22 Sep Everything you need to know about Digital Printing
Digital printing of fabric is one of the most important developments in the garments and home furnishings industry. While digital printing has been existent for over two decades, it has only matured in the past 5 years to a point where it can make a dramatic impact on the industry.
What is digital printing and how is it different?
Digital Printing on fabric is very similar to the inkjet printing on paper that we’re accustomed to using in our homes and offices. It is the process of directly printing colour onto a piece or roll of fabric to replicate something from a computer.

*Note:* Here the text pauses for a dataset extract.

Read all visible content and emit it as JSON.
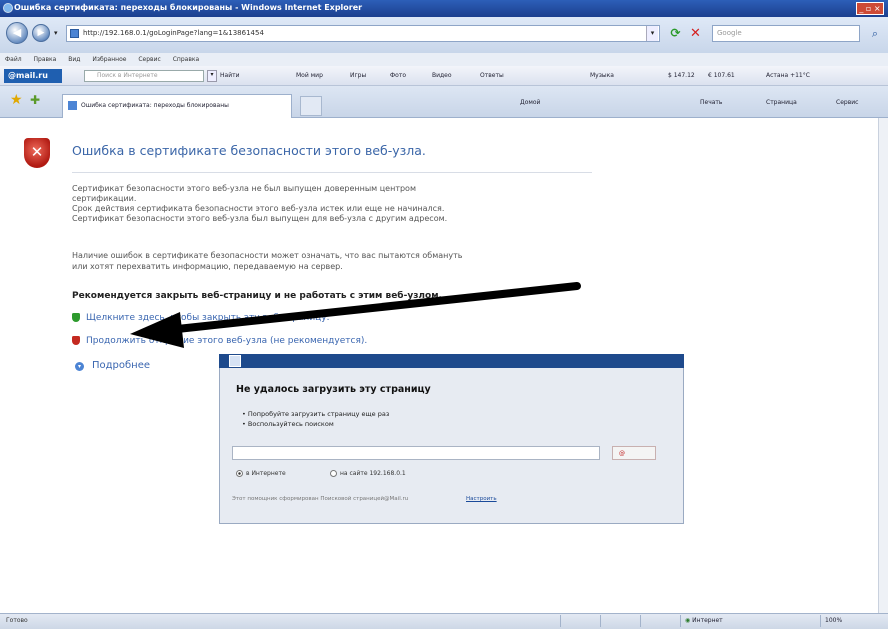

The traditional form of printing is analog screen printing, which uses a woven mesh (i.e. the screen) to reproduce a desired image. This is still the predominant method of printing textiles today, and represents over 95% of the worldwide printing industry.
What has changed to make digital printing possible today

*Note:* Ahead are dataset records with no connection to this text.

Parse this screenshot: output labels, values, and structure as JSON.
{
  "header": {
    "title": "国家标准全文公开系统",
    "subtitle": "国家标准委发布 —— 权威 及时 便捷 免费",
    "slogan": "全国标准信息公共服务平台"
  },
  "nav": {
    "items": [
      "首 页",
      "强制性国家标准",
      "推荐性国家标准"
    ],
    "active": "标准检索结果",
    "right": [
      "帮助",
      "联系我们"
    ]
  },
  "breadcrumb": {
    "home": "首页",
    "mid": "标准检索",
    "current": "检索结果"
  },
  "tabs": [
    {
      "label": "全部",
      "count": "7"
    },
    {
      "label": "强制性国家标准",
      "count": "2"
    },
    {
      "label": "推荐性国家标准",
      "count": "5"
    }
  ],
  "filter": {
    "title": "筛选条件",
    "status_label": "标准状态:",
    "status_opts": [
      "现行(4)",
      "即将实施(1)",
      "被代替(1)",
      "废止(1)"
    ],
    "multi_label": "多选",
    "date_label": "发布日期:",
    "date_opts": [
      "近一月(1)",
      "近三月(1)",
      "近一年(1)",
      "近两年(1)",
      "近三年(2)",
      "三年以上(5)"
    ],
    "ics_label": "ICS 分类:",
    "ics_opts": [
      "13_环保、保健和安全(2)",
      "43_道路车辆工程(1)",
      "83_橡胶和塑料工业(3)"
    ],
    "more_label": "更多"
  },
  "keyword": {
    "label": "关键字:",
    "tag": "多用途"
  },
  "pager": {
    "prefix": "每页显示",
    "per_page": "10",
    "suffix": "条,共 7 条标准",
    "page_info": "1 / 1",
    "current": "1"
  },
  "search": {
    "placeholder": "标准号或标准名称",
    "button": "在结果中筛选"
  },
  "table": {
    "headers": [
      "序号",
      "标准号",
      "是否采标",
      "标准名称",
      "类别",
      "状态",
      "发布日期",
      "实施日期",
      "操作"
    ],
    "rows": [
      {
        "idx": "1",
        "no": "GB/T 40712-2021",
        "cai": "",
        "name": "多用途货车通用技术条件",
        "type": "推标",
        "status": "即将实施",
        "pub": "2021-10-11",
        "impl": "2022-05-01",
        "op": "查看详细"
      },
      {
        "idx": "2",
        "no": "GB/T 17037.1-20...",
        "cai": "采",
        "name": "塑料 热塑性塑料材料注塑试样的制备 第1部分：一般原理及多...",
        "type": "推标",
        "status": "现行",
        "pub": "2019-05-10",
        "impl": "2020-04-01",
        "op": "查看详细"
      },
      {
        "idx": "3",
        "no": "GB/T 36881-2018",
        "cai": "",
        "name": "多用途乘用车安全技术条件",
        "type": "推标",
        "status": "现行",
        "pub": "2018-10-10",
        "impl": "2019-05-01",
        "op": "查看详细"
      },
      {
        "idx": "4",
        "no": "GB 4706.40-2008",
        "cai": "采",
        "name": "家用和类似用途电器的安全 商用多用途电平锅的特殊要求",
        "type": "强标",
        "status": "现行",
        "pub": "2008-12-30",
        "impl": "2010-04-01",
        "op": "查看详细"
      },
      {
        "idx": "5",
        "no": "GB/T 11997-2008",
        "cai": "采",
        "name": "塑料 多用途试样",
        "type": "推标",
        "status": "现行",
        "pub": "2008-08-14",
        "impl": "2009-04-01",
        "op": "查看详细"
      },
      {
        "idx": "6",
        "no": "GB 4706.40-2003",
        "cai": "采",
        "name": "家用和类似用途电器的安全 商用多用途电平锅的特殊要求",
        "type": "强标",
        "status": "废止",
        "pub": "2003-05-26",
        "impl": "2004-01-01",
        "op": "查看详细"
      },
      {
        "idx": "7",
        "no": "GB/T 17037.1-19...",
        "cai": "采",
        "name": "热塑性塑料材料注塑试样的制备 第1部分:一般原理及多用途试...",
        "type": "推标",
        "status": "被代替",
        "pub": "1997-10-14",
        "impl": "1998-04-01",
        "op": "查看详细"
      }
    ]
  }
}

Even though digital printing has been possible since the late 1980s, there were a number of limiting factors that reduced its mass appeal; heavy cost of printers, very low daily output of the printers, higher comparative cost of inks and low resolution results were all contributing factors to its niche status.
Over the past decade, digital printing has come a long way:
- Output speed of digital printers has increased significantly. Some of the fastest printers are capable of printing over 8,000 m2/hr
- The cost of inks and digital printers has reduced
- Overall cost of printing has reduced from over $25-30/m2 to $2-4/m2
- Digital printers are now able to reproduce extremely high-quality prints
What are the advantages of digital printing
- Ability to print short runs (even single repeats of 1m are possible) – this allows mass customization
- Reduced time-to-market – fewer intermediate steps (e.g. no need to expose a screen)
- High resolution – digital printing allows millions of colours to be reproduced that was never possible with screen printing
- Low cost of sampling since no screen development costs are required
- There are many designs that are only possible using digital printing – these were never possible to print using traditional methods
What are the current limitations of digital printing
Costs are still higher than screen printing – digital printing is approx 3-5x the cost of screen printing. However, this gap is constantly reducing. Most of the ready-for-dyeing (RFD) fabrics are not perfectly prepared for digital printing. Additional steps needs to be taken during the preparation of the fabric such as mercerising and singing, to ensure good quality output.
Digital printing is a phenomenon that is going to change the face of the textile industry over the next decade and will make possible a range of different prints and business models that weren’t possible before.
Browse through our collection of textiles with digital printing here: